(Data for this task Opens)
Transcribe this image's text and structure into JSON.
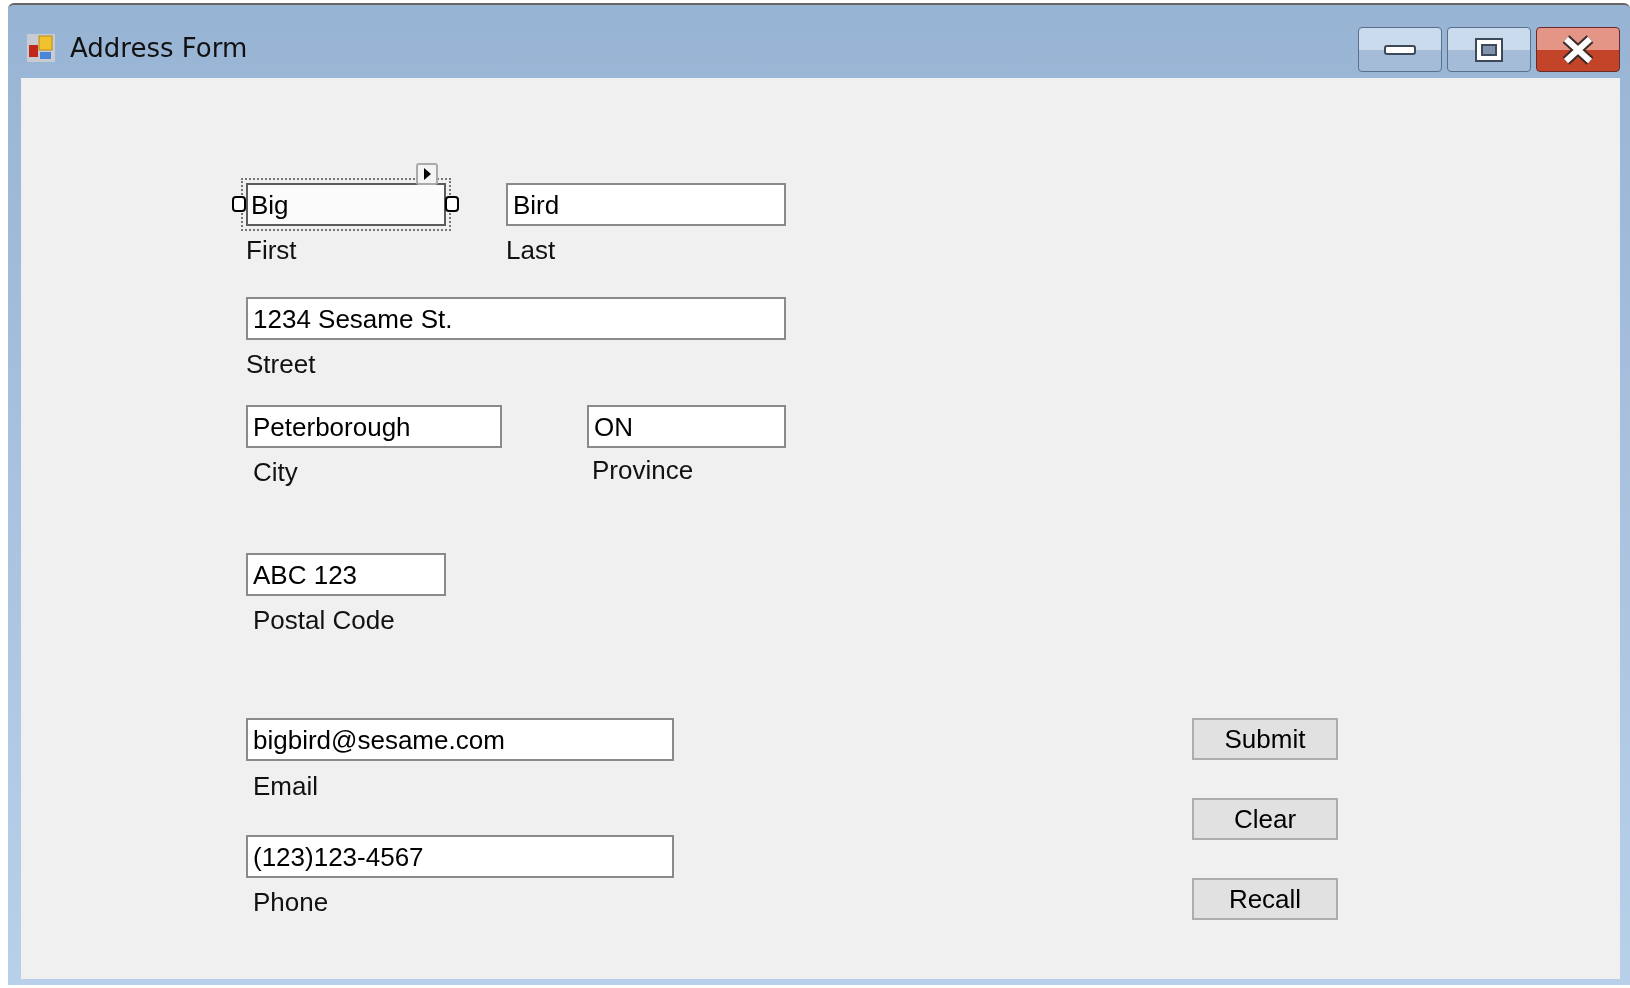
{
  "window": {
    "title": "Address Form"
  },
  "fields": [
    {
      "value": "Big",
      "label": "First",
      "selected": true
    },
    {
      "value": "Bird",
      "label": "Last",
      "selected": false
    },
    {
      "value": "1234 Sesame St.",
      "label": "Street",
      "selected": false
    },
    {
      "value": "Peterborough",
      "label": "City",
      "selected": false
    },
    {
      "value": "ON",
      "label": "Province",
      "selected": false
    },
    {
      "value": "ABC 123",
      "label": "Postal Code",
      "selected": false
    },
    {
      "value": "bigbird@sesame.com",
      "label": "Email",
      "selected": false
    },
    {
      "value": "(123)123-4567",
      "label": "Phone",
      "selected": false
    }
  ],
  "buttons": [
    "Submit",
    "Clear",
    "Recall"
  ]
}
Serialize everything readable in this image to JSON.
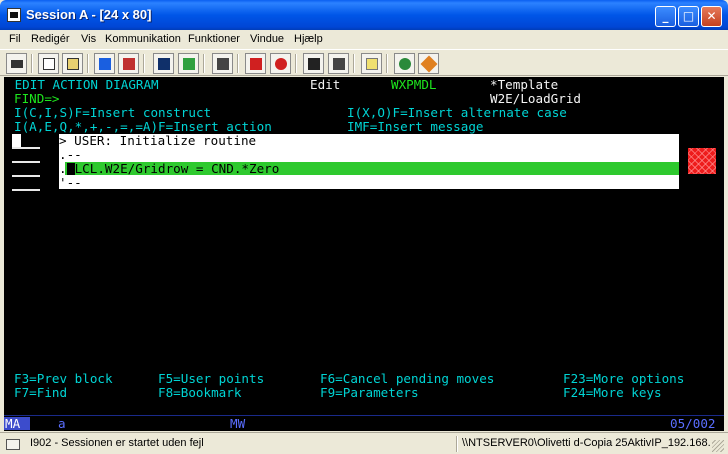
{
  "window": {
    "title": "Session A - [24 x 80]",
    "controls": {
      "minimize": "_",
      "maximize": "□",
      "close": "✕"
    }
  },
  "menu": [
    "Fil",
    "Redigér",
    "Vis",
    "Kommunikation",
    "Funktioner",
    "Vindue",
    "Hjælp"
  ],
  "toolbar": {
    "buttons": [
      "print-icon",
      "copy-icon",
      "paste-icon",
      "send-icon",
      "receive-icon",
      "display-icon",
      "keyboard-icon",
      "macro-record-icon",
      "macro-stop-icon",
      "macro-play-icon",
      "macro-pause-icon",
      "clipboard-icon",
      "globe-icon",
      "help-icon"
    ]
  },
  "terminal": {
    "header": {
      "title": " EDIT ACTION DIAGRAM",
      "mode": "Edit",
      "program": "WXPMDL",
      "template": "*Template",
      "function": "W2E/LoadGrid",
      "find_label": "FIND=>"
    },
    "help_lines": [
      "I(C,I,S)F=Insert construct",
      "I(X,O)F=Insert alternate case",
      "I(A,E,Q,*,+,-,=,=A)F=Insert action",
      "IMF=Insert message"
    ],
    "popup": {
      "line1": "> USER: Initialize routine",
      "line2": ".--",
      "line3_prefix": ".",
      "line3_text": "LCL.W2E/Gridrow = CND.*Zero",
      "line4": "'--"
    },
    "function_keys": [
      "F3=Prev block",
      "F5=User points",
      "F6=Cancel pending moves",
      "F23=More options",
      "F7=Find",
      "F8=Bookmark",
      "F9=Parameters",
      "F24=More keys"
    ],
    "oia": {
      "ma": "MA",
      "indicator": "a",
      "mw": "MW",
      "cursor_pos": "05/002"
    }
  },
  "status": {
    "message": "I902 - Sessionen er startet uden fejl",
    "host": "\\\\NTSERVER0\\Olivetti d-Copia 25AktivIP_192.168."
  },
  "colors": {
    "title_bar": "#0054e3",
    "terminal_bg": "#000000",
    "cyan": "#00d4d4",
    "green": "#1ee61e",
    "highlight": "#2ec92e",
    "oia_blue": "#5a6eff",
    "error_red": "#ee1c1c"
  }
}
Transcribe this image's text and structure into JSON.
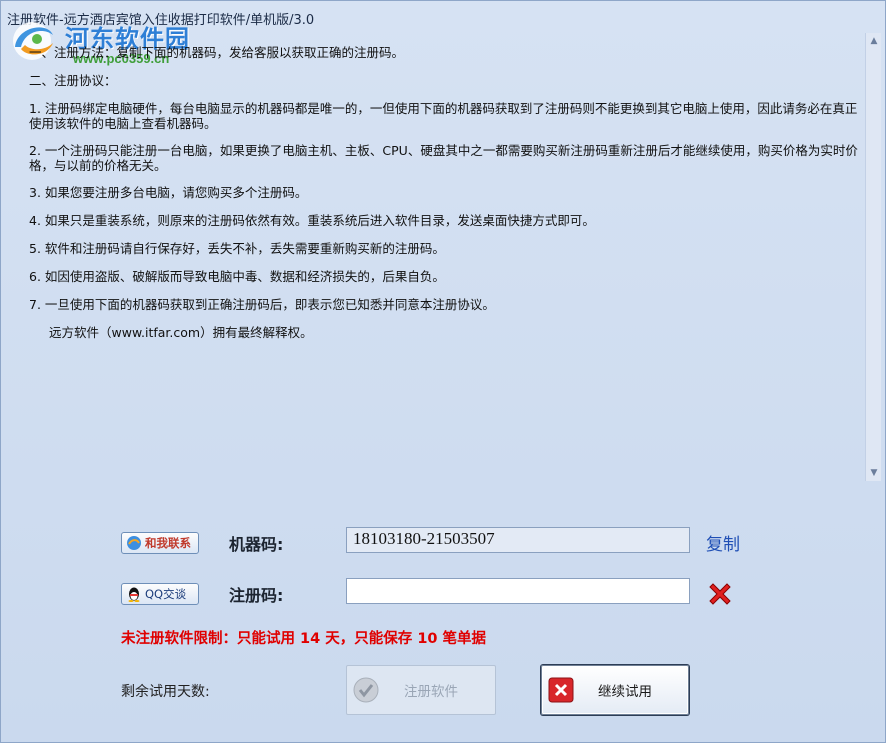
{
  "window": {
    "title": "注册软件-远方酒店宾馆入住收据打印软件/单机版/3.0"
  },
  "watermark": {
    "name": "河东软件园",
    "url": "www.pc0359.cn"
  },
  "agreement": {
    "paragraphs": [
      "一、注册方法：复制下面的机器码，发给客服以获取正确的注册码。",
      "二、注册协议：",
      "1. 注册码绑定电脑硬件，每台电脑显示的机器码都是唯一的，一但使用下面的机器码获取到了注册码则不能更换到其它电脑上使用，因此请务必在真正使用该软件的电脑上查看机器码。",
      "2. 一个注册码只能注册一台电脑，如果更换了电脑主机、主板、CPU、硬盘其中之一都需要购买新注册码重新注册后才能继续使用，购买价格为实时价格，与以前的价格无关。",
      "3. 如果您要注册多台电脑，请您购买多个注册码。",
      "4. 如果只是重装系统，则原来的注册码依然有效。重装系统后进入软件目录，发送桌面快捷方式即可。",
      "5. 软件和注册码请自行保存好，丢失不补，丢失需要重新购买新的注册码。",
      "6. 如因使用盗版、破解版而导致电脑中毒、数据和经济损失的，后果自负。",
      "7. 一旦使用下面的机器码获取到正确注册码后，即表示您已知悉并同意本注册协议。",
      "远方软件（www.itfar.com）拥有最终解释权。"
    ]
  },
  "contact": {
    "contact_us_label": "和我联系",
    "qq_label": "QQ交谈"
  },
  "machine_code": {
    "label": "机器码:",
    "value": "18103180-21503507",
    "copy_label": "复制"
  },
  "reg_code": {
    "label": "注册码:",
    "value": "",
    "placeholder": ""
  },
  "limit_text": "未注册软件限制：只能试用 14 天，只能保存 10 笔单据",
  "remaining_label": "剩余试用天数:",
  "buttons": {
    "register": "注册软件",
    "continue": "继续试用"
  },
  "colors": {
    "limit_red": "#e00000",
    "link_blue": "#1f4fb5",
    "window_bg": "#cfdcef"
  }
}
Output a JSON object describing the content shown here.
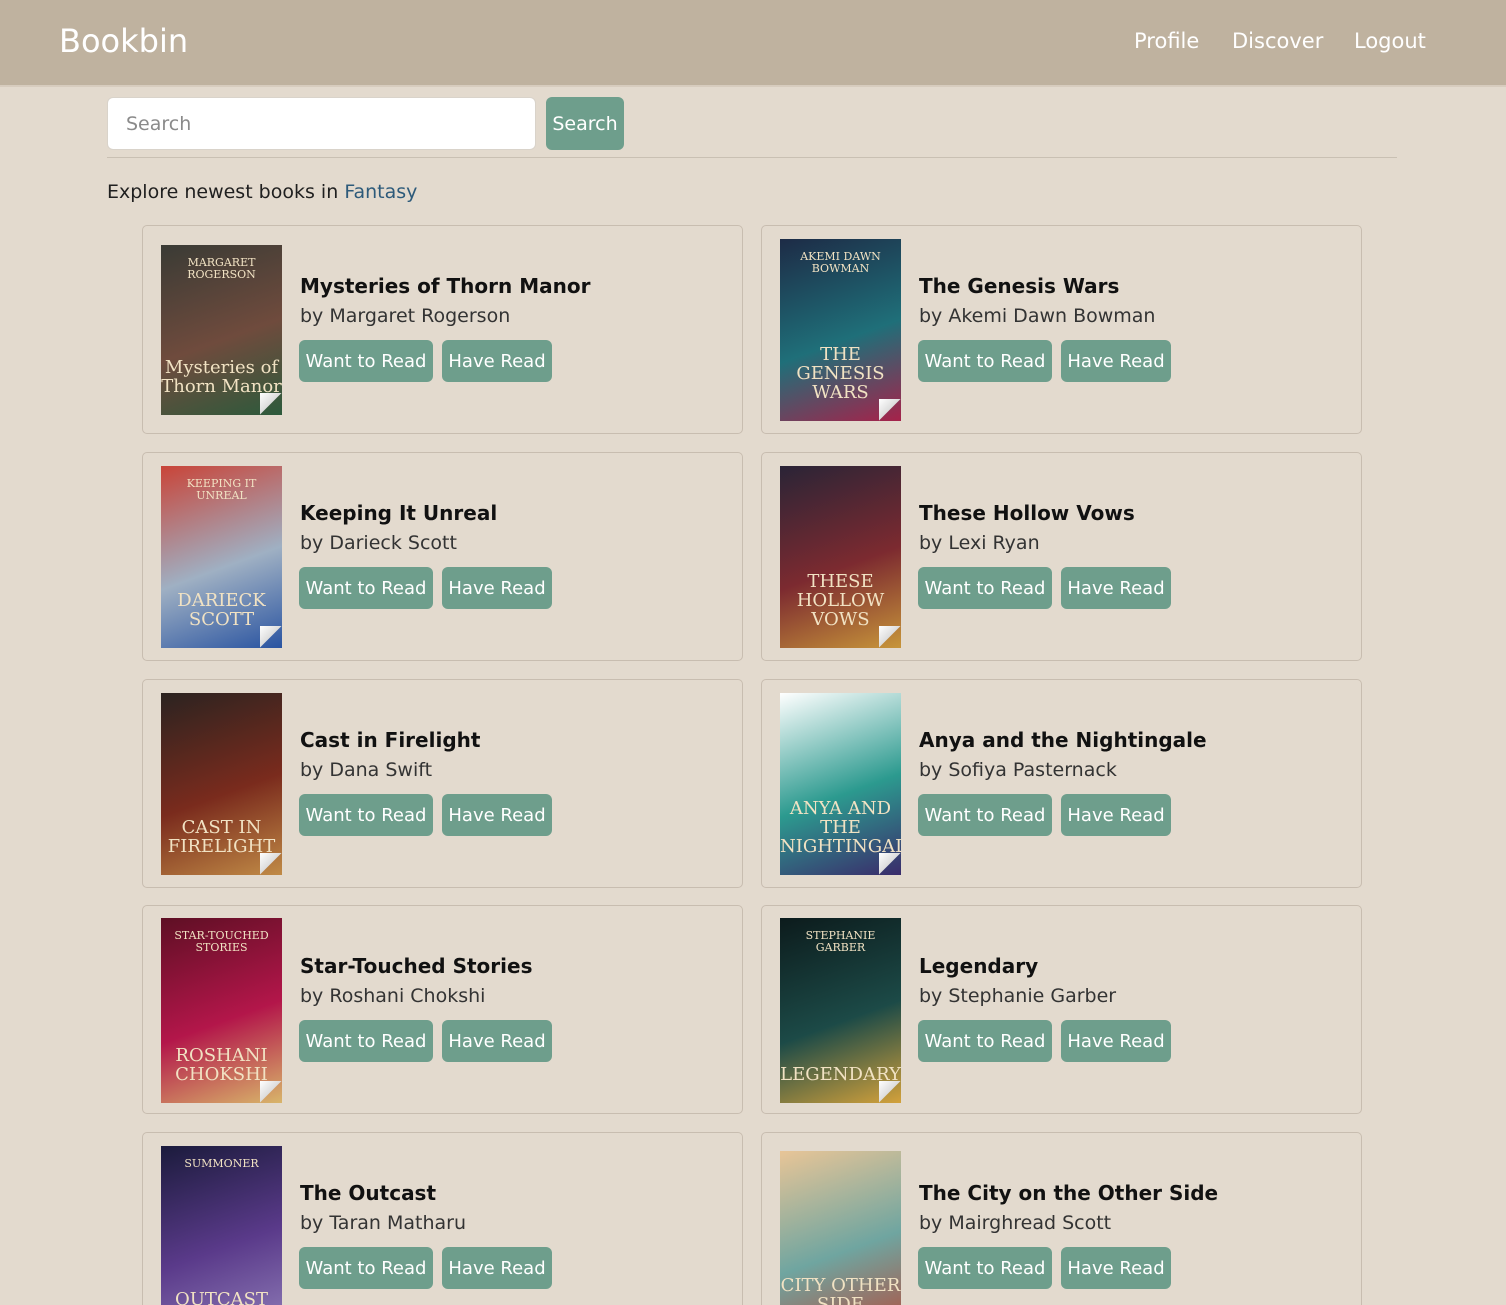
{
  "nav": {
    "brand": "Bookbin",
    "links": [
      "Profile",
      "Discover",
      "Logout"
    ]
  },
  "search": {
    "placeholder": "Search",
    "button_label": "Search"
  },
  "explore": {
    "prefix": "Explore newest books in",
    "genre": "Fantasy"
  },
  "buttons": {
    "want_to_read": "Want to Read",
    "have_read": "Have Read"
  },
  "books": [
    {
      "title": "Mysteries of Thorn Manor",
      "author": "by Margaret Rogerson",
      "cover_colors": [
        "#3a3b35",
        "#6f4b3d",
        "#2d5a3c"
      ]
    },
    {
      "title": "The Genesis Wars",
      "author": "by Akemi Dawn Bowman",
      "cover_colors": [
        "#1d2b46",
        "#1f6f79",
        "#a6224a"
      ]
    },
    {
      "title": "Keeping It Unreal",
      "author": "by Darieck Scott",
      "cover_colors": [
        "#c94438",
        "#9fb0c3",
        "#2a54a1"
      ]
    },
    {
      "title": "These Hollow Vows",
      "author": "by Lexi Ryan",
      "cover_colors": [
        "#2a2436",
        "#7c2a30",
        "#c7953a"
      ]
    },
    {
      "title": "Cast in Firelight",
      "author": "by Dana Swift",
      "cover_colors": [
        "#2b2320",
        "#7a2b1d",
        "#c08a46"
      ]
    },
    {
      "title": "Anya and the Nightingale",
      "author": "by Sofiya Pasternack",
      "cover_colors": [
        "#ffffff",
        "#2c9a8f",
        "#3a2b6b"
      ]
    },
    {
      "title": "Star-Touched Stories",
      "author": "by Roshani Chokshi",
      "cover_colors": [
        "#5e0f24",
        "#b3164a",
        "#d8b56a"
      ]
    },
    {
      "title": "Legendary",
      "author": "by Stephanie Garber",
      "cover_colors": [
        "#0c1b1c",
        "#1c4a47",
        "#d3a13b"
      ]
    },
    {
      "title": "The Outcast",
      "author": "by Taran Matharu",
      "cover_colors": [
        "#1b1b3c",
        "#5a3a8a",
        "#8d7ab6"
      ]
    },
    {
      "title": "The City on the Other Side",
      "author": "by Mairghread Scott",
      "cover_colors": [
        "#e8c597",
        "#6fa5a0",
        "#b24e3e"
      ]
    }
  ],
  "covers": [
    {
      "author": "MARGARET ROGERSON",
      "title": "Mysteries of Thorn Manor"
    },
    {
      "author": "AKEMI DAWN BOWMAN",
      "title": "THE GENESIS WARS"
    },
    {
      "author": "KEEPING IT UNREAL",
      "title": "DARIECK SCOTT"
    },
    {
      "author": "",
      "title": "THESE HOLLOW VOWS"
    },
    {
      "author": "",
      "title": "CAST IN FIRELIGHT"
    },
    {
      "author": "",
      "title": "ANYA AND THE NIGHTINGALE"
    },
    {
      "author": "STAR-TOUCHED STORIES",
      "title": "ROSHANI CHOKSHI"
    },
    {
      "author": "STEPHANIE GARBER",
      "title": "LEGENDARY"
    },
    {
      "author": "SUMMONER",
      "title": "OUTCAST"
    },
    {
      "author": "",
      "title": "CITY OTHER SIDE"
    }
  ]
}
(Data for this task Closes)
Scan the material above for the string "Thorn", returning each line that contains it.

▶ **Your solution**:
      "title": "Mysteries of Thorn Manor",
      "title": "Mysteries of Thorn Manor"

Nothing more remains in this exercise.